Like I did last year, I’ll be making all the information available on my presentation via slideshare so you can review it at your leisure. However, that won’t happen until well after the completion of the conference so if you have some input for me, now is the time.

Luckily, I have been to Vegas before but even then I know that will have changed significantly since my last visit. I can’t wait to check out all the new casinos and attractions that have gone up in this playground in the desert. If you are thinking about attending then I encourage you to do so because not only is the content fantastic but you’ll also meet some great people from all around the world who all have something to offer that can improve your business. When I look at my experiences from last year I know that it helped mine and I look forward to that even more so this year.

Come and join me at SMB Nation Fall 2009. As I said, the first drink’s on me.

OneNote news

A while back I was converted to the HUGE benefits of OneNote.

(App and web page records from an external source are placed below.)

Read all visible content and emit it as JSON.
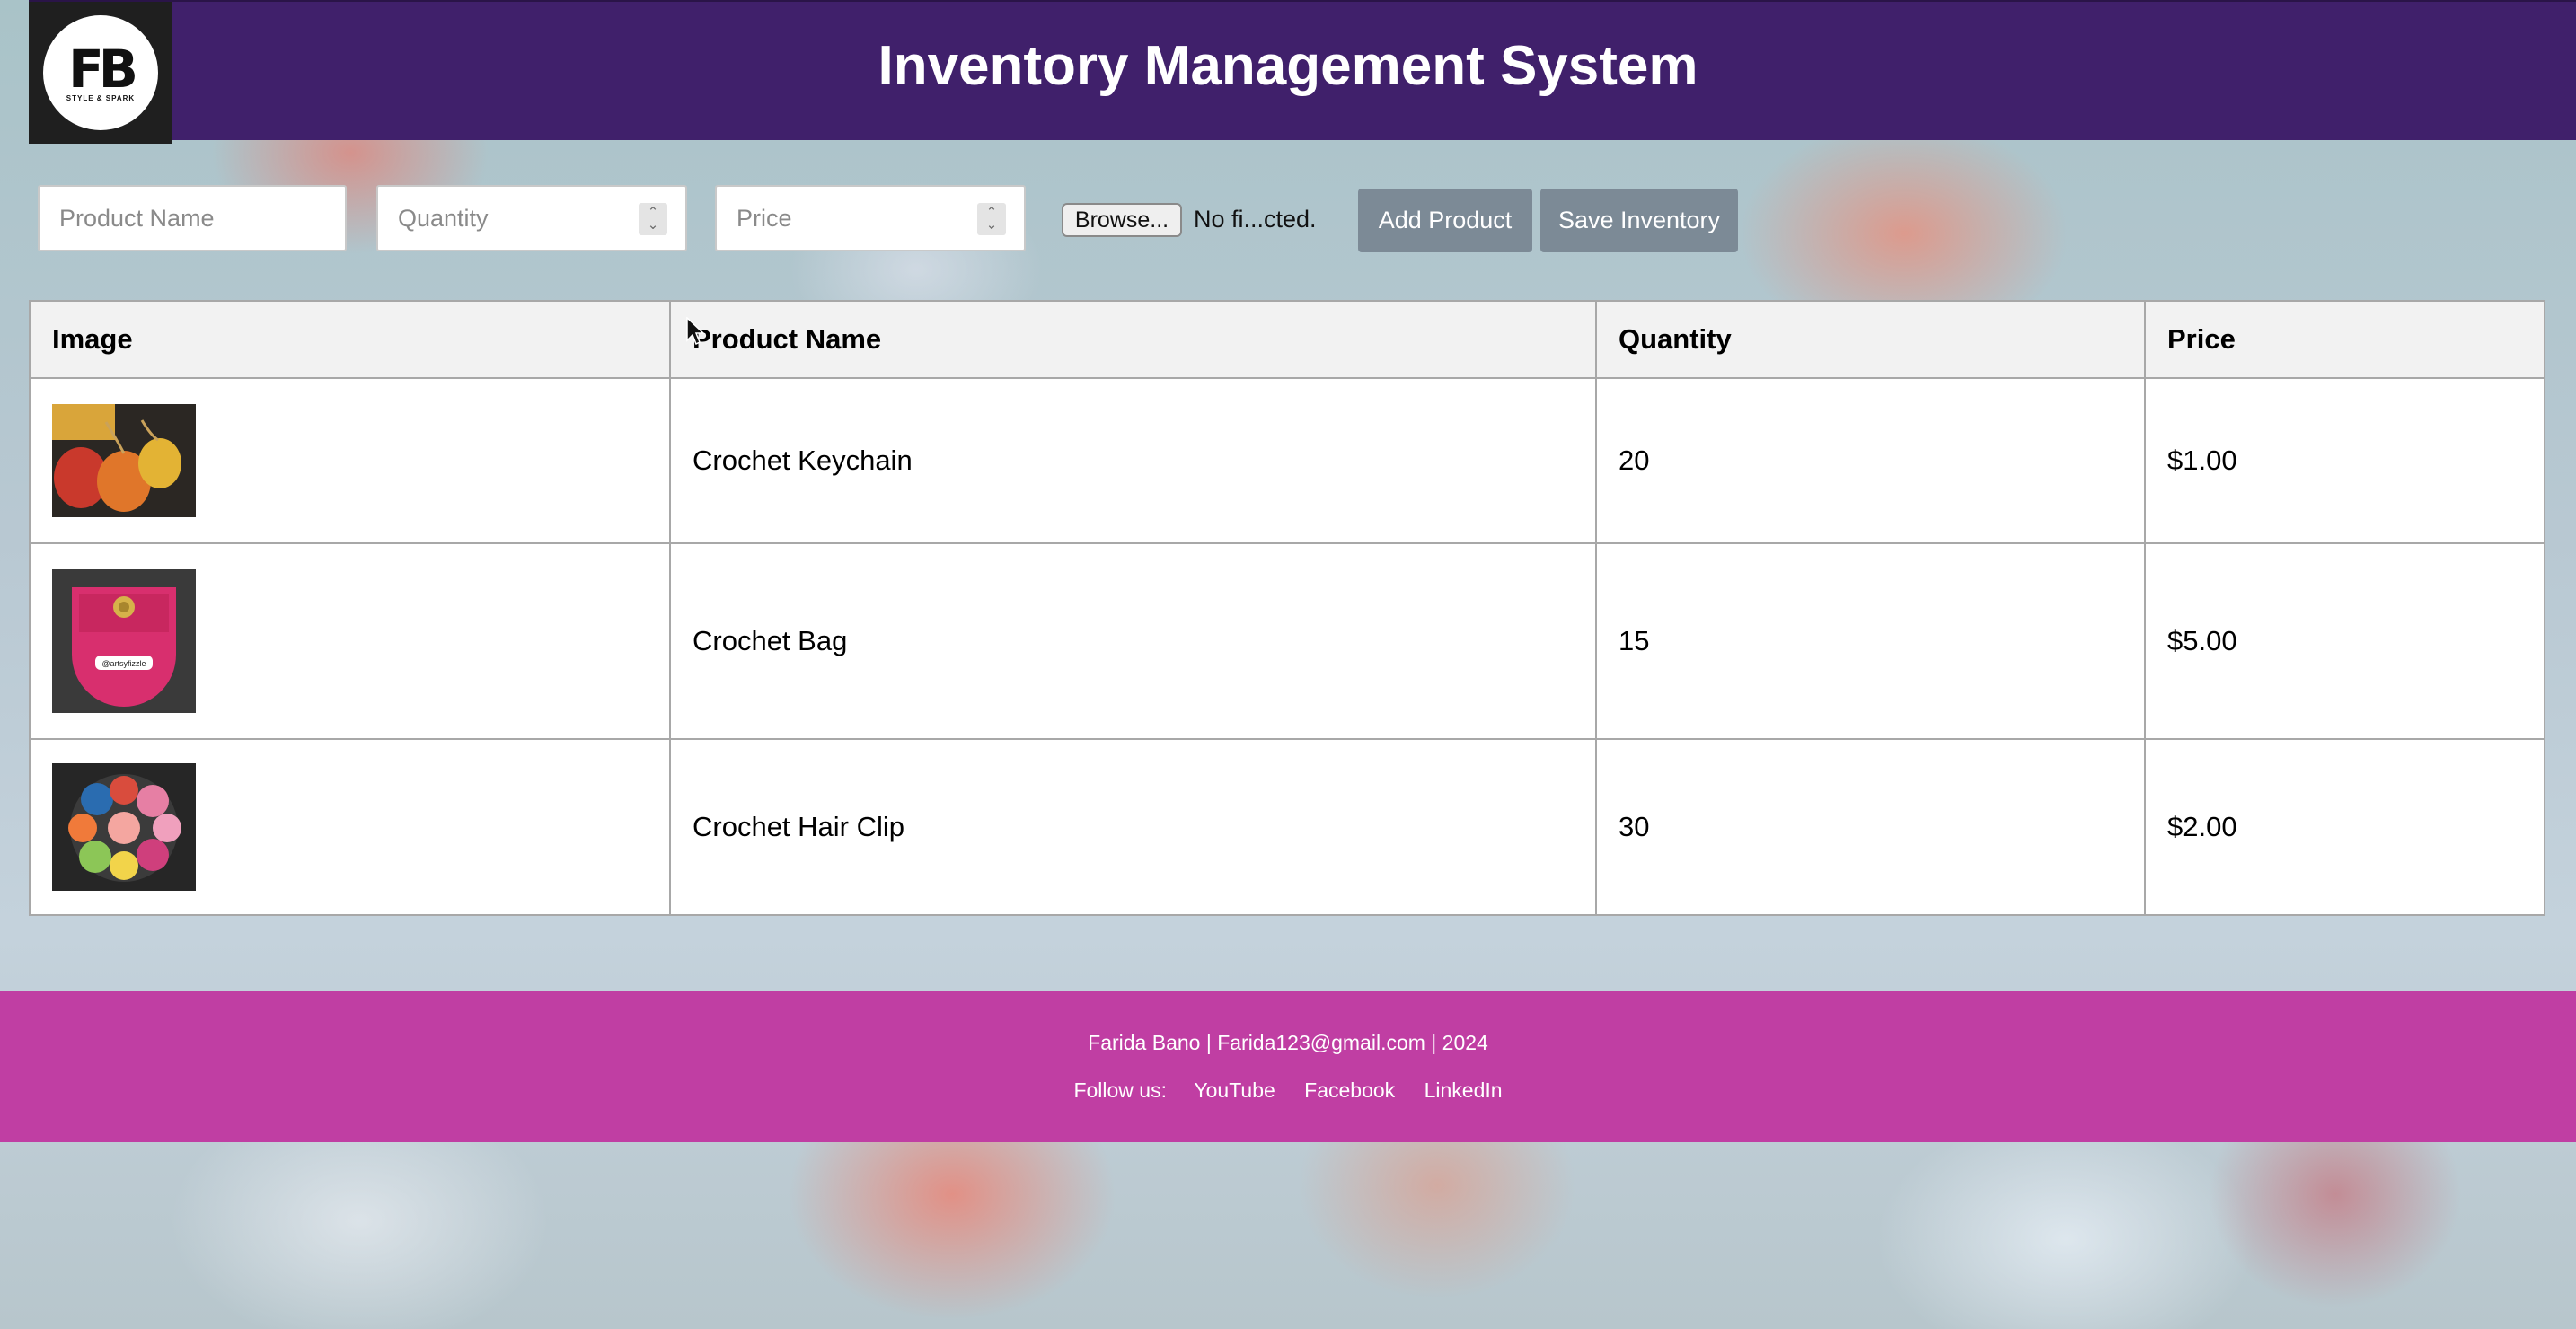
{
  "header": {
    "title": "Inventory Management System",
    "logo": {
      "mark": "FB",
      "tagline": "STYLE & SPARK"
    }
  },
  "form": {
    "product_name_placeholder": "Product Name",
    "quantity_placeholder": "Quantity",
    "price_placeholder": "Price",
    "browse_label": "Browse...",
    "file_status": "No fi...cted.",
    "add_label": "Add Product",
    "save_label": "Save Inventory"
  },
  "table": {
    "headers": [
      "Image",
      "Product Name",
      "Quantity",
      "Price"
    ],
    "rows": [
      {
        "name": "Crochet Keychain",
        "quantity": "20",
        "price": "$1.00",
        "image": "crochet-keychain-photo"
      },
      {
        "name": "Crochet Bag",
        "quantity": "15",
        "price": "$5.00",
        "image": "crochet-bag-photo",
        "image_caption": "@artsyfizzle"
      },
      {
        "name": "Crochet Hair Clip",
        "quantity": "30",
        "price": "$2.00",
        "image": "crochet-hair-clip-photo"
      }
    ]
  },
  "footer": {
    "info": "Farida Bano | Farida123@gmail.com | 2024",
    "follow_label": "Follow us:",
    "links": [
      "YouTube",
      "Facebook",
      "LinkedIn"
    ]
  },
  "colors": {
    "header_bg": "#40206b",
    "footer_bg": "#c03ea3",
    "button_bg": "#7c8a96"
  }
}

Linked with SharePoint it is an absolutely awesome product. I recently published a document that shows you how to create a free shared OneNote notebook using Office Live Small Business. Now comes news of the soon to be released OneNote 2010 available with the new Office 2010. I’ve just been reading David Rasmussen’s blog and wanted to highlight these additions:


With OneNote 2010 we’ve added:

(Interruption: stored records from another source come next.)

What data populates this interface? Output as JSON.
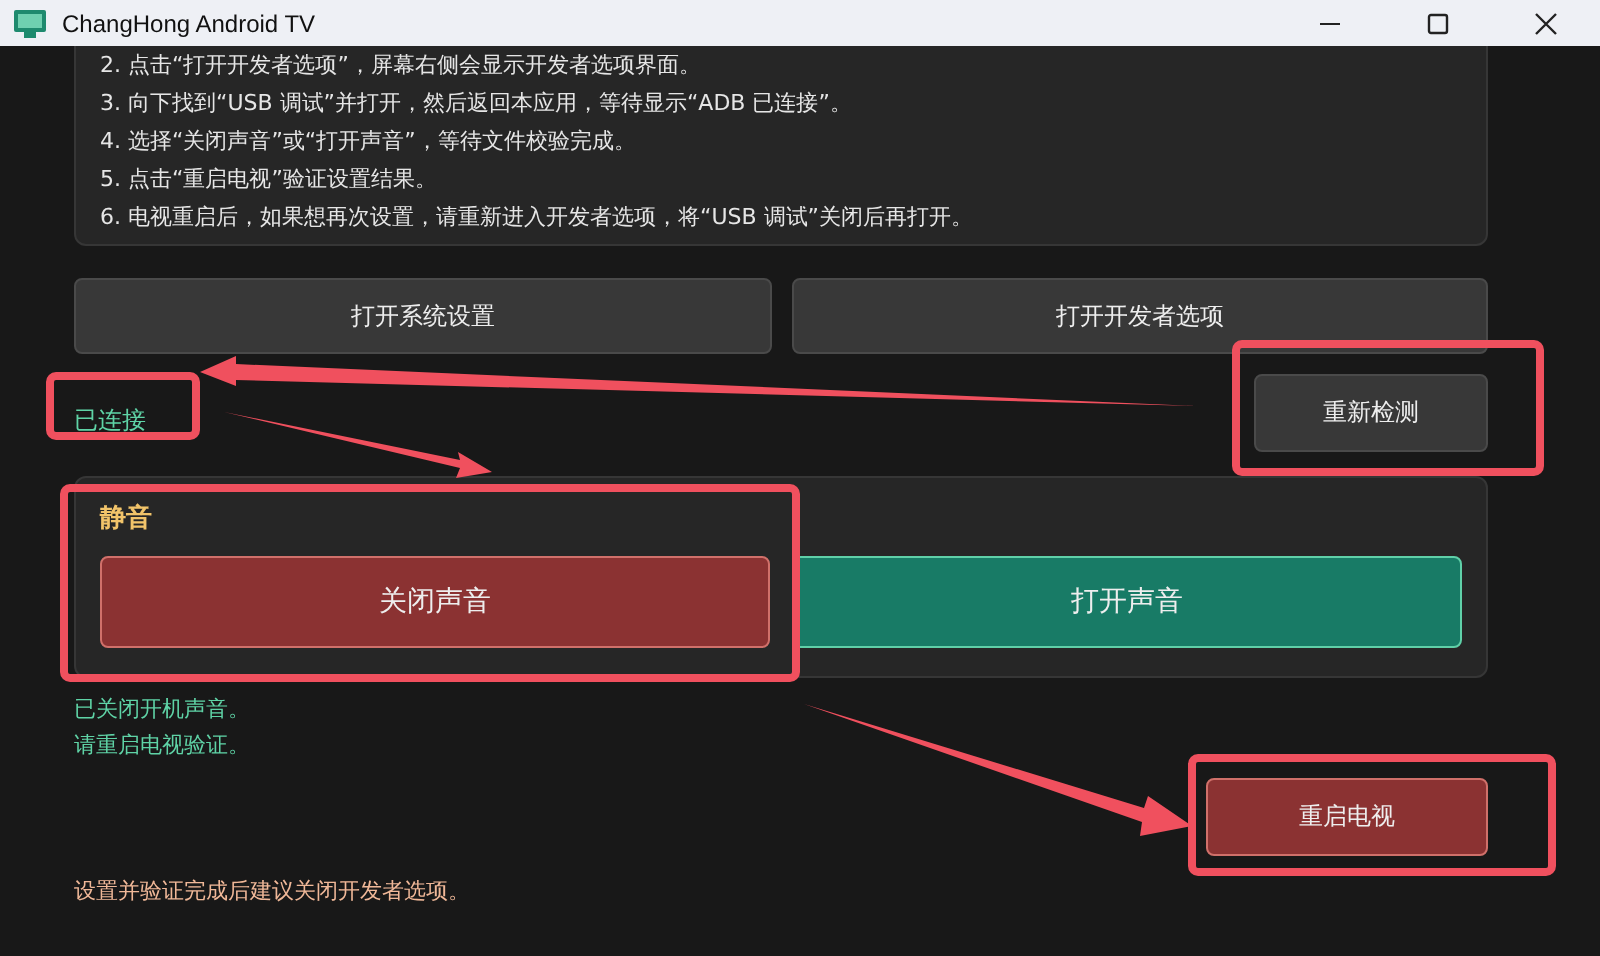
{
  "window": {
    "title": "ChangHong Android TV"
  },
  "instructions": [
    "2. 点击“打开开发者选项”，屏幕右侧会显示开发者选项界面。",
    "3. 向下找到“USB 调试”并打开，然后返回本应用，等待显示“ADB 已连接”。",
    "4. 选择“关闭声音”或“打开声音”，等待文件校验完成。",
    "5. 点击“重启电视”验证设置结果。",
    "6. 电视重启后，如果想再次设置，请重新进入开发者选项，将“USB 调试”关闭后再打开。"
  ],
  "buttons": [
    "打开系统设置",
    "打开开发者选项"
  ],
  "connection": {
    "status": "已连接",
    "connected": true
  },
  "recheck_button": "重新检测",
  "mute_panel": {
    "title": "静音",
    "buttons": [
      {
        "label": "关闭声音",
        "kind": "danger"
      },
      {
        "label": "打开声音",
        "kind": "success"
      }
    ]
  },
  "messages": [
    "已关闭开机声音。",
    "请重启电视验证。"
  ],
  "restart_button": "重启电视",
  "footer_note": "设置并验证完成后建议关闭开发者选项。"
}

Sync to Cloud (Windows Live): Your notebooks sync and are available anywhere from any machine. Of course this is in addition to all the existing ways you can sync notebooks (file shares, SharePoint, USB drives etc.)

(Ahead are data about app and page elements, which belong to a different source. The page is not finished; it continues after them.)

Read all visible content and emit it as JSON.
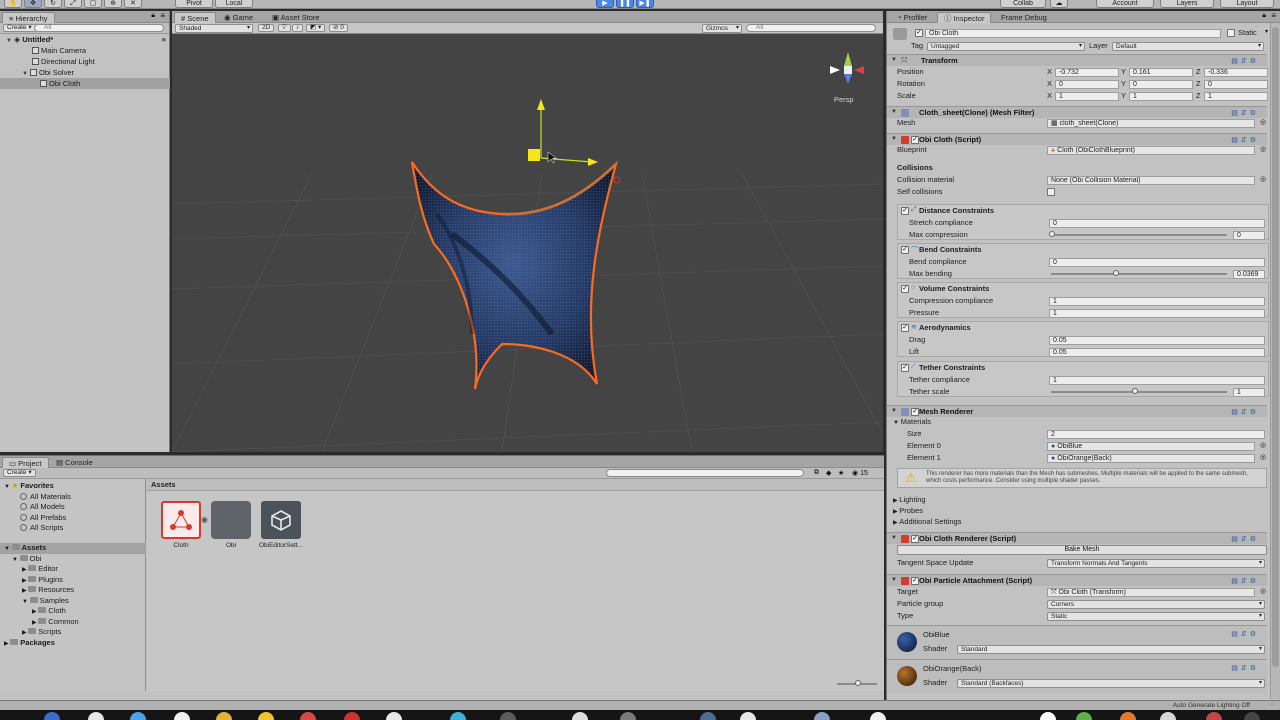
{
  "toolbar": {
    "pivot": "Pivot",
    "local": "Local",
    "collab": "Collab",
    "account": "Account",
    "layers": "Layers",
    "layout": "Layout"
  },
  "hierarchy": {
    "tab": "Hierarchy",
    "create": "Create",
    "search_placeholder": "All",
    "scene_name": "Untitled*",
    "items": [
      {
        "label": "Main Camera"
      },
      {
        "label": "Directional Light"
      },
      {
        "label": "Obi Solver"
      },
      {
        "label": "Obi Cloth"
      }
    ]
  },
  "scene": {
    "tabs": [
      "Scene",
      "Game",
      "Asset Store"
    ],
    "shading": "Shaded",
    "mode_2d": "2D",
    "gizmos": "Gizmos",
    "search_placeholder": "All",
    "persp": "Persp",
    "overlay_count": "0"
  },
  "inspector": {
    "tabs": [
      "Profiler",
      "Inspector",
      "Frame Debug"
    ],
    "object_name": "Obi Cloth",
    "static_label": "Static",
    "tag_label": "Tag",
    "tag_value": "Untagged",
    "layer_label": "Layer",
    "layer_value": "Default",
    "transform": {
      "title": "Transform",
      "position_label": "Position",
      "rotation_label": "Rotation",
      "scale_label": "Scale",
      "position": [
        "-0.732",
        "0.161",
        "-0.336"
      ],
      "rotation": [
        "0",
        "0",
        "0"
      ],
      "scale": [
        "1",
        "1",
        "1"
      ],
      "axes": [
        "X",
        "Y",
        "Z"
      ]
    },
    "mesh_filter": {
      "title": "Cloth_sheet(Clone) (Mesh Filter)",
      "mesh_label": "Mesh",
      "mesh_value": "cloth_sheet(Clone)"
    },
    "obi_cloth": {
      "title": "Obi Cloth (Script)",
      "blueprint_label": "Blueprint",
      "blueprint_value": "Cloth (ObiClothBlueprint)",
      "collisions_header": "Collisions",
      "collision_material_label": "Collision material",
      "collision_material_value": "None (Obi Collision Material)",
      "self_collisions_label": "Self collisions",
      "distance": {
        "title": "Distance Constraints",
        "stretch_label": "Stretch compliance",
        "stretch_value": "0",
        "max_compression_label": "Max compression",
        "max_compression_value": "0"
      },
      "bend": {
        "title": "Bend Constraints",
        "compliance_label": "Bend compliance",
        "compliance_value": "0",
        "max_bending_label": "Max bending",
        "max_bending_value": "0.0369"
      },
      "volume": {
        "title": "Volume Constraints",
        "compression_label": "Compression compliance",
        "compression_value": "1",
        "pressure_label": "Pressure",
        "pressure_value": "1"
      },
      "aero": {
        "title": "Aerodynamics",
        "drag_label": "Drag",
        "drag_value": "0.05",
        "lift_label": "Lift",
        "lift_value": "0.05"
      },
      "tether": {
        "title": "Tether Constraints",
        "compliance_label": "Tether compliance",
        "compliance_value": "1",
        "scale_label": "Tether scale",
        "scale_value": "1"
      }
    },
    "mesh_renderer": {
      "title": "Mesh Renderer",
      "materials_label": "Materials",
      "size_label": "Size",
      "size_value": "2",
      "element0_label": "Element 0",
      "element0_value": "ObiBlue",
      "element1_label": "Element 1",
      "element1_value": "ObiOrange(Back)",
      "warning": "This renderer has more materials than the Mesh has submeshes. Multiple materials will be applied to the same submesh, which costs performance. Consider using multiple shader passes.",
      "lighting": "Lighting",
      "probes": "Probes",
      "additional": "Additional Settings"
    },
    "cloth_renderer": {
      "title": "Obi Cloth Renderer (Script)",
      "bake_button": "Bake Mesh",
      "tangent_label": "Tangent Space Update",
      "tangent_value": "Transform Normals And Tangents"
    },
    "attachment": {
      "title": "Obi Particle Attachment (Script)",
      "target_label": "Target",
      "target_value": "Obi Cloth (Transform)",
      "group_label": "Particle group",
      "group_value": "Corners",
      "type_label": "Type",
      "type_value": "Static"
    },
    "materials": [
      {
        "name": "ObiBlue",
        "shader_label": "Shader",
        "shader_value": "Standard",
        "color": "#1d2d55"
      },
      {
        "name": "ObiOrange(Back)",
        "shader_label": "Shader",
        "shader_value": "Standard (Backfaces)",
        "color": "#8a4a12"
      }
    ]
  },
  "project": {
    "tabs": [
      "Project",
      "Console"
    ],
    "create": "Create",
    "favorites_label": "Favorites",
    "favorites": [
      "All Materials",
      "All Models",
      "All Prefabs",
      "All Scripts"
    ],
    "assets_label": "Assets",
    "tree": [
      {
        "label": "Obi",
        "depth": 1
      },
      {
        "label": "Editor",
        "depth": 2
      },
      {
        "label": "Plugins",
        "depth": 2
      },
      {
        "label": "Resources",
        "depth": 2
      },
      {
        "label": "Samples",
        "depth": 2
      },
      {
        "label": "Cloth",
        "depth": 3
      },
      {
        "label": "Common",
        "depth": 3
      },
      {
        "label": "Scripts",
        "depth": 2
      }
    ],
    "packages_label": "Packages",
    "breadcrumb": "Assets",
    "assets": [
      {
        "label": "Cloth"
      },
      {
        "label": "Obi"
      },
      {
        "label": "ObiEditorSett..."
      }
    ],
    "badge_count": "15"
  },
  "status": {
    "lighting": "Auto Generate Lighting Off"
  }
}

OneNote Web App: You can access and edit your entire notebook from a browser. Even on a machine that doesn’t have OneNote installed.


OneNote Mobile: A more complete OneNote version for Windows Mobile phones. Syncs whole notebooks. Syncs directly to the cloud. No need to tether your device. Richer editing support.

Note: The above are not yet available in the Tech Preview unfortunately. We’re still finishing some integration work for sync to Windows Live.

There are heaps of great improvements and I recommend that you take a look at this post from David to get the full run down.


I have also learnt that OneNote is going to available in EVERY version of Office 2010! This is absolutely BLOODY BRILLIANT in my opinion. My understanding of the upcoming versions of Office 2010 are:


Office Home and Student edition includes Word, PowerPoint, Excel and OneNote.


Office Home and Business edition replaces the previous Office Small Business edition. It includes all the programs from the Home and Student edition and adds Outlook.

Office Standard is the entry-level enterprise edition; it includes the programs from the Home and Business edition and adds Publisher.


Office Professional continues to be the high-end package for consumers and small businesses. It includes the programs in Standard edition and adds the Access database management program.


Office Professional Plus is the high-end enterprise offering, adding SharePoint Workspace (formerly Groove Workspace) and InfoPath.


Much simpler than what we had before I reckon.


So with OneNote 2010 you are going to get the ability to sync with the cloud as well as viewing through a web browser. That alone is worth the upgrade to me but when you throw in everything else OneNote is now offering I reckon it is going to be THE product that drives adoption of Office 2010. If you haven’t looked at OneNote I’d suggest you get up to speed now because it is going to HUGE.